That’s not to say that he wasn’t coaching to win. I just don’t think we’ll see a lot of those lineups again this season. It could be uncomfortable again in the future, but given the lack of experience at most positions this year, treating these games as exhibitions seems like a perfectly reasonable approach.

Mike Woodson is going to need some of these guys to step up for him later this season. This is why I was particularly interested in the rotations coming into the game today. It’s better to know now who he can count on when the competition gets stiffer.

Today, it was Gabe Cupps. The freshman point guard came off the bench to give Indiana a huge boost on defense, then hit an even bigger 3-pointer to bring Assembly Hall to its feet and give Indiana a more comfortable lead.

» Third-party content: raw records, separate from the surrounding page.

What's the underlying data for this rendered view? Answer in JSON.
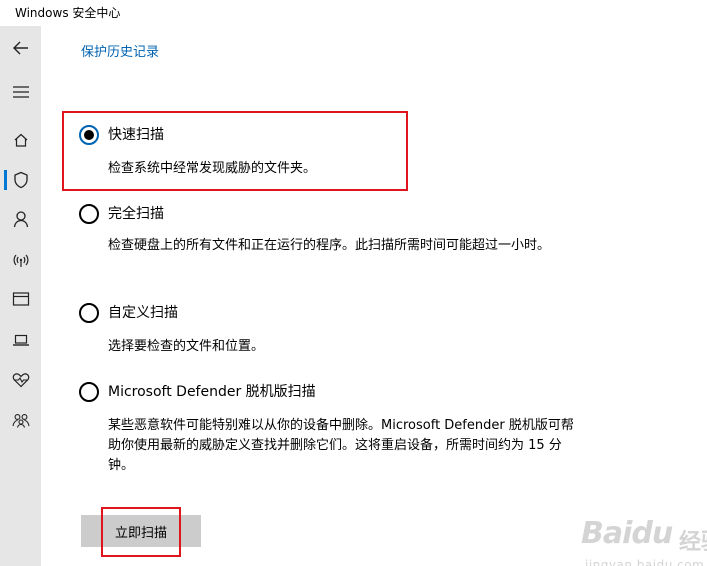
{
  "window": {
    "title": "Windows 安全中心"
  },
  "sidebar": {
    "items": [
      {
        "icon": "back-arrow-icon"
      },
      {
        "icon": "hamburger-menu-icon"
      },
      {
        "icon": "home-icon"
      },
      {
        "icon": "shield-icon",
        "active": true
      },
      {
        "icon": "person-icon"
      },
      {
        "icon": "network-icon"
      },
      {
        "icon": "app-browser-icon"
      },
      {
        "icon": "laptop-icon"
      },
      {
        "icon": "heart-health-icon"
      },
      {
        "icon": "family-icon"
      }
    ]
  },
  "content": {
    "history_link": "保护历史记录",
    "options": [
      {
        "label": "快速扫描",
        "description": "检查系统中经常发现威胁的文件夹。",
        "selected": true
      },
      {
        "label": "完全扫描",
        "description": "检查硬盘上的所有文件和正在运行的程序。此扫描所需时间可能超过一小时。",
        "selected": false
      },
      {
        "label": "自定义扫描",
        "description": "选择要检查的文件和位置。",
        "selected": false
      },
      {
        "label": "Microsoft Defender 脱机版扫描",
        "description": "某些恶意软件可能特别难以从你的设备中删除。Microsoft Defender 脱机版可帮助你使用最新的威胁定义查找并删除它们。这将重启设备，所需时间约为 15 分钟。",
        "selected": false
      }
    ],
    "scan_button": "立即扫描"
  },
  "watermark": {
    "main": "Baidu",
    "cn": "经验",
    "url": "jingyan.baidu.com"
  },
  "colors": {
    "accent": "#0078d4",
    "link": "#0063b1",
    "highlight": "#e0141c",
    "sidebar_bg": "#e6e6e6",
    "button_bg": "#cccccc"
  }
}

Significantly, Woodson went with a three guard lineup of Cupps, Trey Galloway, Xavier Johnson, Kel’el Ware, and Malik Reneau when he needed to regain control of the game. This is a smaller lineup than most expected from Indiana this year, so it may be something to keep an eye on.

Kel’el Ware

I do not think we have to worry much about Kel’el Ware’s “effort level” after today’s performance.

Ware looked like the best player on the court tonight, finishing with 13 points, 12 rebounds four assists, and three blocks. He would have had more blocks, but Florida Gulf Coast wisely stopped challenging him in the paint in the second half.

Perhaps most importantly, he tied with Trey Galloway for the most 3-point attempts tonight, knocking one down in the first half to establish his range early. This is simply not a weapon Indiana has had before.

For all the things that Trayce Jackson-Davis was great at, perimeter scoring was not one of them. Ware, on the other hand, can drag a defender out to the arc and beyond when he handles the ball, which allows him to initiate up top and find other guys on the perimeter, like when he kicked it out to Mackenzie Mgbako for a long two today.

He’ll need other guys around him to knock down more shots than they did today, but Ware demonstrated tonight that this will be a new look Indiana team with his skillset and size in the lineup.